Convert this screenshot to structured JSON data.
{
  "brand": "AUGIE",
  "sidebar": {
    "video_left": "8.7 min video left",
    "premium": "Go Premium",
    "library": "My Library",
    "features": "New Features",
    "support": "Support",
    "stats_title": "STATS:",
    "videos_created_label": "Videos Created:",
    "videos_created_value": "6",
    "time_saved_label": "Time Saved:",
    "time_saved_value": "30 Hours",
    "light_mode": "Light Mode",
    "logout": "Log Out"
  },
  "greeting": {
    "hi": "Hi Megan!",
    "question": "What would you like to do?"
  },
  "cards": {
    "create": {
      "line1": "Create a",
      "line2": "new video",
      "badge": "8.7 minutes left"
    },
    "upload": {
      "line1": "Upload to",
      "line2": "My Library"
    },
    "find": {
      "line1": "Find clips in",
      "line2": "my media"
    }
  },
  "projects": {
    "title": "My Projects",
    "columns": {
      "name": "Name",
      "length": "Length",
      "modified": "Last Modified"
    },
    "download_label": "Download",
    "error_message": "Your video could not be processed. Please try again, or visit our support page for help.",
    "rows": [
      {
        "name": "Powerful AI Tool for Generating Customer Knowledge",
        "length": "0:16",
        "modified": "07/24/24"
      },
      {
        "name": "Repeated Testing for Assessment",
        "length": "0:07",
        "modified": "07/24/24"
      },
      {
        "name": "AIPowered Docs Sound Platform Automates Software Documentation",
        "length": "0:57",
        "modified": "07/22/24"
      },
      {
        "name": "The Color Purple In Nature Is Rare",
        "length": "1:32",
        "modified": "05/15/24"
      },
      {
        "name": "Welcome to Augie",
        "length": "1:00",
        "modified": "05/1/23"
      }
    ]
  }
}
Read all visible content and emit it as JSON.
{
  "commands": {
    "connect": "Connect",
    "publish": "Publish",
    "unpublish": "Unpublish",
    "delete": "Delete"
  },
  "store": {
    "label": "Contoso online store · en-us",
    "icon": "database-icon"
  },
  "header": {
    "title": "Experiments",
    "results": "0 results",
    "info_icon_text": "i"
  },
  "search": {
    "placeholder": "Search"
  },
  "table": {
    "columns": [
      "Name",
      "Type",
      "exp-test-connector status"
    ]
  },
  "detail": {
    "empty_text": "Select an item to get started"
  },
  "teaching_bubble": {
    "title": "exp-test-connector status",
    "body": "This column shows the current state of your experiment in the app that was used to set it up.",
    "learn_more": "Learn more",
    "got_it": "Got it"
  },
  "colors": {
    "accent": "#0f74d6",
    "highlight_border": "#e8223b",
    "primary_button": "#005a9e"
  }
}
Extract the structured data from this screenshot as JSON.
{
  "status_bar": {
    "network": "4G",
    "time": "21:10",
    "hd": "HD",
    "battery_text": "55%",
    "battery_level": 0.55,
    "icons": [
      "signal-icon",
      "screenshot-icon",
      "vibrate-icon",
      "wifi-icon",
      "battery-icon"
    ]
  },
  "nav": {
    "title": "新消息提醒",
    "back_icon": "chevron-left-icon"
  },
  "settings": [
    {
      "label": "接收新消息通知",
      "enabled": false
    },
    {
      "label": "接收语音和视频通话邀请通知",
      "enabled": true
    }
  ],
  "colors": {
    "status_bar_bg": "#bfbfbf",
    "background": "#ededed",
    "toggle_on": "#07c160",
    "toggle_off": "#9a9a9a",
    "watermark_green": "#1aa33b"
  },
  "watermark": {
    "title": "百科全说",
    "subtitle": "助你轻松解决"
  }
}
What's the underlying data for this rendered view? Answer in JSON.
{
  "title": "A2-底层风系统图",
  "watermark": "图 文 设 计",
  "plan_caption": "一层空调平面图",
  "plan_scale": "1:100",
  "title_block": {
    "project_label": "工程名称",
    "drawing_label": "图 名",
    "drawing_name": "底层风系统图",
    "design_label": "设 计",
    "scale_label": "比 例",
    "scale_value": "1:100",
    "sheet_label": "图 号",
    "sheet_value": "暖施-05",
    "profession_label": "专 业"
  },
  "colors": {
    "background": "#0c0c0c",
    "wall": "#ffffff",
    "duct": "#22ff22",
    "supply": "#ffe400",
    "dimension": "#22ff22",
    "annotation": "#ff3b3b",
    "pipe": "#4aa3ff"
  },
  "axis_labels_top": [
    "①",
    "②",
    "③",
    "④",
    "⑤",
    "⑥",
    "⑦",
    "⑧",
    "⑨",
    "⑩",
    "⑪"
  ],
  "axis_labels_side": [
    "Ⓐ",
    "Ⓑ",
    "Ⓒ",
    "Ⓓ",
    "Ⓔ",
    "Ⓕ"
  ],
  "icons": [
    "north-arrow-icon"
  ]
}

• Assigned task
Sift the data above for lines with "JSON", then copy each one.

• Solution
Convert this screenshot to structured JSON data.
Read all visible content and emit it as JSON.
Extract the structured data from this screenshot as JSON.
What's the underlying data for this rendered view? Answer in JSON.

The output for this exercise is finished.